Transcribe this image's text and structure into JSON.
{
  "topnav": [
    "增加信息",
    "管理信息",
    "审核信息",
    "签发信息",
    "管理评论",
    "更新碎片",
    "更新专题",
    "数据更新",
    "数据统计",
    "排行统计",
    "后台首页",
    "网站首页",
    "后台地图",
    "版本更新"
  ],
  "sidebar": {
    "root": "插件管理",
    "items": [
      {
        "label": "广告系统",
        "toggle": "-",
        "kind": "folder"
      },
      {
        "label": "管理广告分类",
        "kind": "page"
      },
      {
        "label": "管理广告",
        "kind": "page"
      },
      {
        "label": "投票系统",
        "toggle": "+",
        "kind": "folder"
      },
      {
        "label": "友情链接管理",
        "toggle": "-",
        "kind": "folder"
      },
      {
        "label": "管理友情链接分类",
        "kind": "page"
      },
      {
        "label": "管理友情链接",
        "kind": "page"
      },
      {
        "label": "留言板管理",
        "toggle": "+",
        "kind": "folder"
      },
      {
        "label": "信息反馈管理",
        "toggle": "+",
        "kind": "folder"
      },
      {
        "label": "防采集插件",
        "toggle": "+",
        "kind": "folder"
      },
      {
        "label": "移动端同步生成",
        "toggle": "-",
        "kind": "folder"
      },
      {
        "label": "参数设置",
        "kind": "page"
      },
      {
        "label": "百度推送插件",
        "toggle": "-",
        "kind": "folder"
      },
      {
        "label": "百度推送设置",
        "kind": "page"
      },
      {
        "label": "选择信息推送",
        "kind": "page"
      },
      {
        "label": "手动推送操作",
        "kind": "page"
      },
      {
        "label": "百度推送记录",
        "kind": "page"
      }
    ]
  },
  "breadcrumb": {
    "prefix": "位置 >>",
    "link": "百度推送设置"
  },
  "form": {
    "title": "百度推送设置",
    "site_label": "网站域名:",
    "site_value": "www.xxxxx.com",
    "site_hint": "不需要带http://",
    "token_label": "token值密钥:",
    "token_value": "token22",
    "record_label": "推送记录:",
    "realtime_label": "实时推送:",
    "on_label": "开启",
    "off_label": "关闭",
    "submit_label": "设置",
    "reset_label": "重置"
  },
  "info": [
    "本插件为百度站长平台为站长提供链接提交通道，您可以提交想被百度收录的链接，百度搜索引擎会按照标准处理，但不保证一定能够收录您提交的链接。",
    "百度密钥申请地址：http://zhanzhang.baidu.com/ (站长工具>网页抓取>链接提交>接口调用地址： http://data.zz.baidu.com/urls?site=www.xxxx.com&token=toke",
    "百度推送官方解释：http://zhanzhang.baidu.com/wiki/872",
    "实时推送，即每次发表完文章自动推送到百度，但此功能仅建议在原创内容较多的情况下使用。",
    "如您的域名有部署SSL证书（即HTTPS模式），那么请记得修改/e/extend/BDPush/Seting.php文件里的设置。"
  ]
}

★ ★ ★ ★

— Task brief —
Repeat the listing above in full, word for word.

— Task answer —
Transcribe this image's text and structure into JSON.
{
  "topnav": [
    "增加信息",
    "管理信息",
    "审核信息",
    "签发信息",
    "管理评论",
    "更新碎片",
    "更新专题",
    "数据更新",
    "数据统计",
    "排行统计",
    "后台首页",
    "网站首页",
    "后台地图",
    "版本更新"
  ],
  "sidebar": {
    "root": "插件管理",
    "items": [
      {
        "label": "广告系统",
        "toggle": "-",
        "kind": "folder"
      },
      {
        "label": "管理广告分类",
        "kind": "page"
      },
      {
        "label": "管理广告",
        "kind": "page"
      },
      {
        "label": "投票系统",
        "toggle": "+",
        "kind": "folder"
      },
      {
        "label": "友情链接管理",
        "toggle": "-",
        "kind": "folder"
      },
      {
        "label": "管理友情链接分类",
        "kind": "page"
      },
      {
        "label": "管理友情链接",
        "kind": "page"
      },
      {
        "label": "留言板管理",
        "toggle": "+",
        "kind": "folder"
      },
      {
        "label": "信息反馈管理",
        "toggle": "+",
        "kind": "folder"
      },
      {
        "label": "防采集插件",
        "toggle": "+",
        "kind": "folder"
      },
      {
        "label": "移动端同步生成",
        "toggle": "-",
        "kind": "folder"
      },
      {
        "label": "参数设置",
        "kind": "page"
      },
      {
        "label": "百度推送插件",
        "toggle": "-",
        "kind": "folder"
      },
      {
        "label": "百度推送设置",
        "kind": "page"
      },
      {
        "label": "选择信息推送",
        "kind": "page"
      },
      {
        "label": "手动推送操作",
        "kind": "page"
      },
      {
        "label": "百度推送记录",
        "kind": "page"
      }
    ]
  },
  "breadcrumb": {
    "prefix": "位置 >>",
    "link": "百度推送设置"
  },
  "form": {
    "title": "百度推送设置",
    "site_label": "网站域名:",
    "site_value": "www.xxxxx.com",
    "site_hint": "不需要带http://",
    "token_label": "token值密钥:",
    "token_value": "token22",
    "record_label": "推送记录:",
    "realtime_label": "实时推送:",
    "on_label": "开启",
    "off_label": "关闭",
    "submit_label": "设置",
    "reset_label": "重置"
  },
  "info": [
    "本插件为百度站长平台为站长提供链接提交通道，您可以提交想被百度收录的链接，百度搜索引擎会按照标准处理，但不保证一定能够收录您提交的链接。",
    "百度密钥申请地址：http://zhanzhang.baidu.com/ (站长工具>网页抓取>链接提交>接口调用地址： http://data.zz.baidu.com/urls?site=www.xxxx.com&token=toke",
    "百度推送官方解释：http://zhanzhang.baidu.com/wiki/872",
    "实时推送，即每次发表完文章自动推送到百度，但此功能仅建议在原创内容较多的情况下使用。",
    "如您的域名有部署SSL证书（即HTTPS模式），那么请记得修改/e/extend/BDPush/Seting.php文件里的设置。"
  ]
}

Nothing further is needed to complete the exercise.